___ Records to use

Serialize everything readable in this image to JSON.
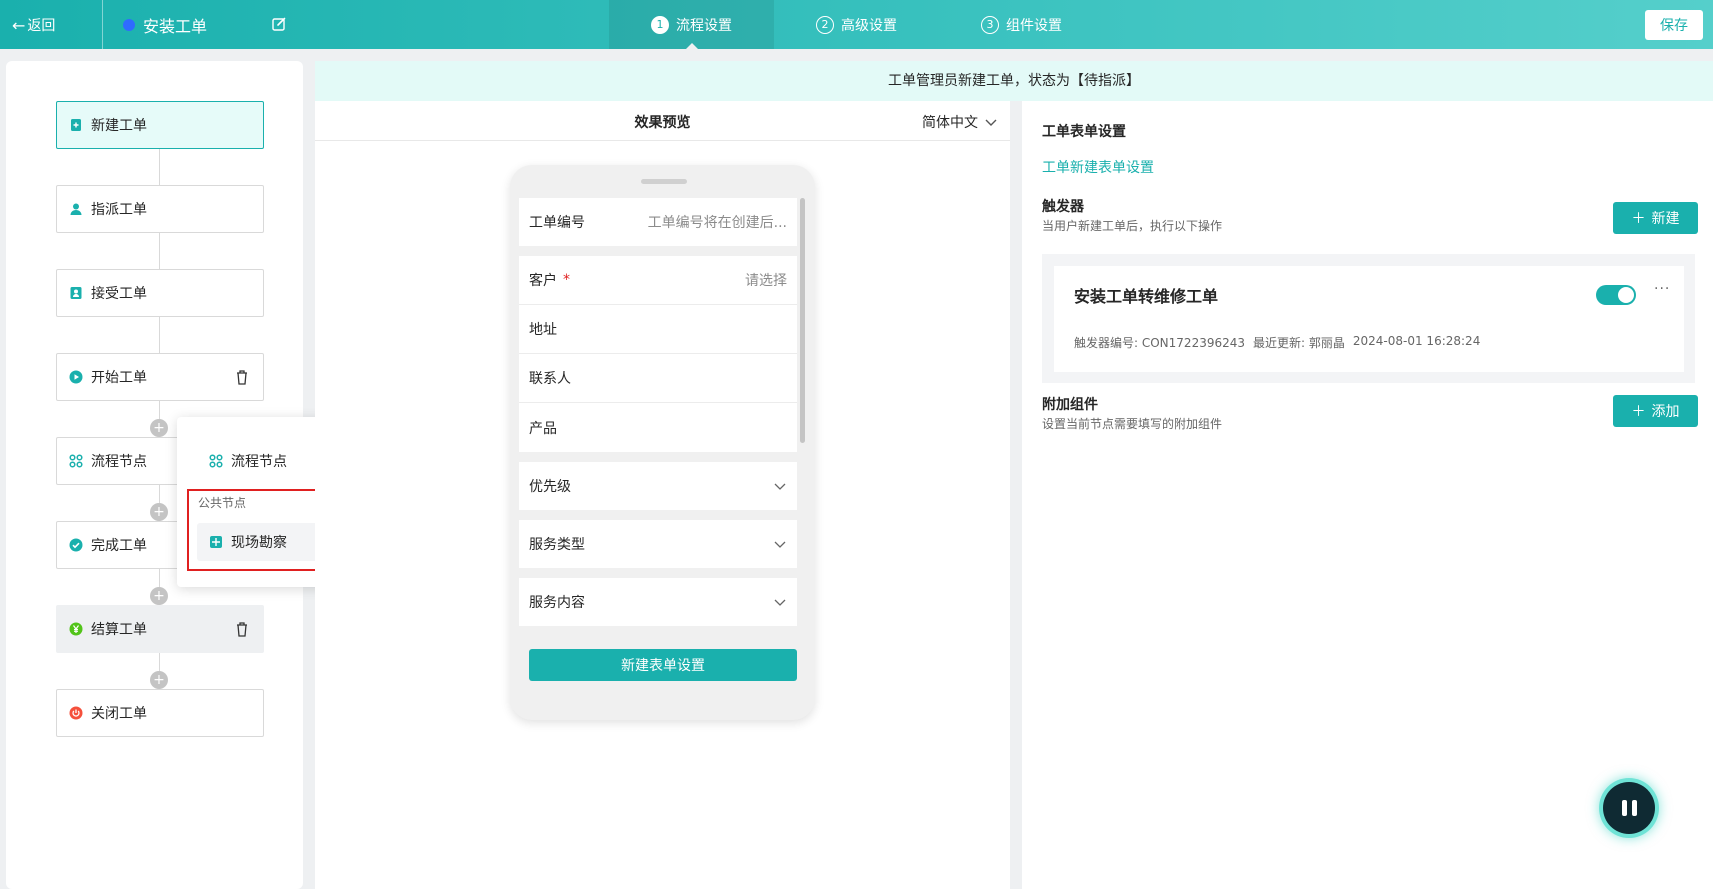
{
  "header": {
    "back_label": "返回",
    "title": "安装工单",
    "tabs": [
      {
        "num": "1",
        "label": "流程设置"
      },
      {
        "num": "2",
        "label": "高级设置"
      },
      {
        "num": "3",
        "label": "组件设置"
      }
    ],
    "save_label": "保存"
  },
  "flow": {
    "nodes": [
      {
        "label": "新建工单",
        "icon": "doc-plus-icon"
      },
      {
        "label": "指派工单",
        "icon": "user-icon"
      },
      {
        "label": "接受工单",
        "icon": "accept-icon"
      },
      {
        "label": "开始工单",
        "icon": "play-icon"
      },
      {
        "label": "流程节点",
        "icon": "nodes-icon"
      },
      {
        "label": "完成工单",
        "icon": "check-icon"
      },
      {
        "label": "结算工单",
        "icon": "yen-icon"
      },
      {
        "label": "关闭工单",
        "icon": "power-icon"
      }
    ],
    "popup": {
      "flow_node_label": "流程节点",
      "section_label": "公共节点",
      "survey_label": "现场勘察"
    }
  },
  "banner": "工单管理员新建工单，状态为【待指派】",
  "preview": {
    "title": "效果预览",
    "language": "简体中文",
    "fields": {
      "order_no_label": "工单编号",
      "order_no_placeholder": "工单编号将在创建后...",
      "customer_label": "客户",
      "customer_required": "*",
      "customer_placeholder": "请选择",
      "address_label": "地址",
      "contact_label": "联系人",
      "product_label": "产品",
      "priority_label": "优先级",
      "service_type_label": "服务类型",
      "service_content_label": "服务内容"
    },
    "button_label": "新建表单设置"
  },
  "settings": {
    "title": "工单表单设置",
    "form_link": "工单新建表单设置",
    "trigger_title": "触发器",
    "trigger_desc": "当用户新建工单后，执行以下操作",
    "new_button": "新建",
    "trigger": {
      "name": "安装工单转维修工单",
      "enabled": true,
      "code": "触发器编号: CON1722396243",
      "updated_by": "最近更新: 郭丽晶",
      "updated_at": "2024-08-01 16:28:24"
    },
    "addon_title": "附加组件",
    "addon_desc": "设置当前节点需要填写的附加组件",
    "add_button": "添加"
  },
  "colors": {
    "primary": "#1ab0ad",
    "banner_bg": "#e3faf7",
    "highlight": "#e02020"
  }
}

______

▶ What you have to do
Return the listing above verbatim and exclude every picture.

▶ Final answer
Serialize everything readable in this image to JSON.
{
  "header": {
    "back_label": "返回",
    "title": "安装工单",
    "tabs": [
      {
        "num": "1",
        "label": "流程设置"
      },
      {
        "num": "2",
        "label": "高级设置"
      },
      {
        "num": "3",
        "label": "组件设置"
      }
    ],
    "save_label": "保存"
  },
  "flow": {
    "nodes": [
      {
        "label": "新建工单",
        "icon": "doc-plus-icon"
      },
      {
        "label": "指派工单",
        "icon": "user-icon"
      },
      {
        "label": "接受工单",
        "icon": "accept-icon"
      },
      {
        "label": "开始工单",
        "icon": "play-icon"
      },
      {
        "label": "流程节点",
        "icon": "nodes-icon"
      },
      {
        "label": "完成工单",
        "icon": "check-icon"
      },
      {
        "label": "结算工单",
        "icon": "yen-icon"
      },
      {
        "label": "关闭工单",
        "icon": "power-icon"
      }
    ],
    "popup": {
      "flow_node_label": "流程节点",
      "section_label": "公共节点",
      "survey_label": "现场勘察"
    }
  },
  "banner": "工单管理员新建工单，状态为【待指派】",
  "preview": {
    "title": "效果预览",
    "language": "简体中文",
    "fields": {
      "order_no_label": "工单编号",
      "order_no_placeholder": "工单编号将在创建后...",
      "customer_label": "客户",
      "customer_required": "*",
      "customer_placeholder": "请选择",
      "address_label": "地址",
      "contact_label": "联系人",
      "product_label": "产品",
      "priority_label": "优先级",
      "service_type_label": "服务类型",
      "service_content_label": "服务内容"
    },
    "button_label": "新建表单设置"
  },
  "settings": {
    "title": "工单表单设置",
    "form_link": "工单新建表单设置",
    "trigger_title": "触发器",
    "trigger_desc": "当用户新建工单后，执行以下操作",
    "new_button": "新建",
    "trigger": {
      "name": "安装工单转维修工单",
      "enabled": true,
      "code": "触发器编号: CON1722396243",
      "updated_by": "最近更新: 郭丽晶",
      "updated_at": "2024-08-01 16:28:24"
    },
    "addon_title": "附加组件",
    "addon_desc": "设置当前节点需要填写的附加组件",
    "add_button": "添加"
  },
  "colors": {
    "primary": "#1ab0ad",
    "banner_bg": "#e3faf7",
    "highlight": "#e02020"
  }
}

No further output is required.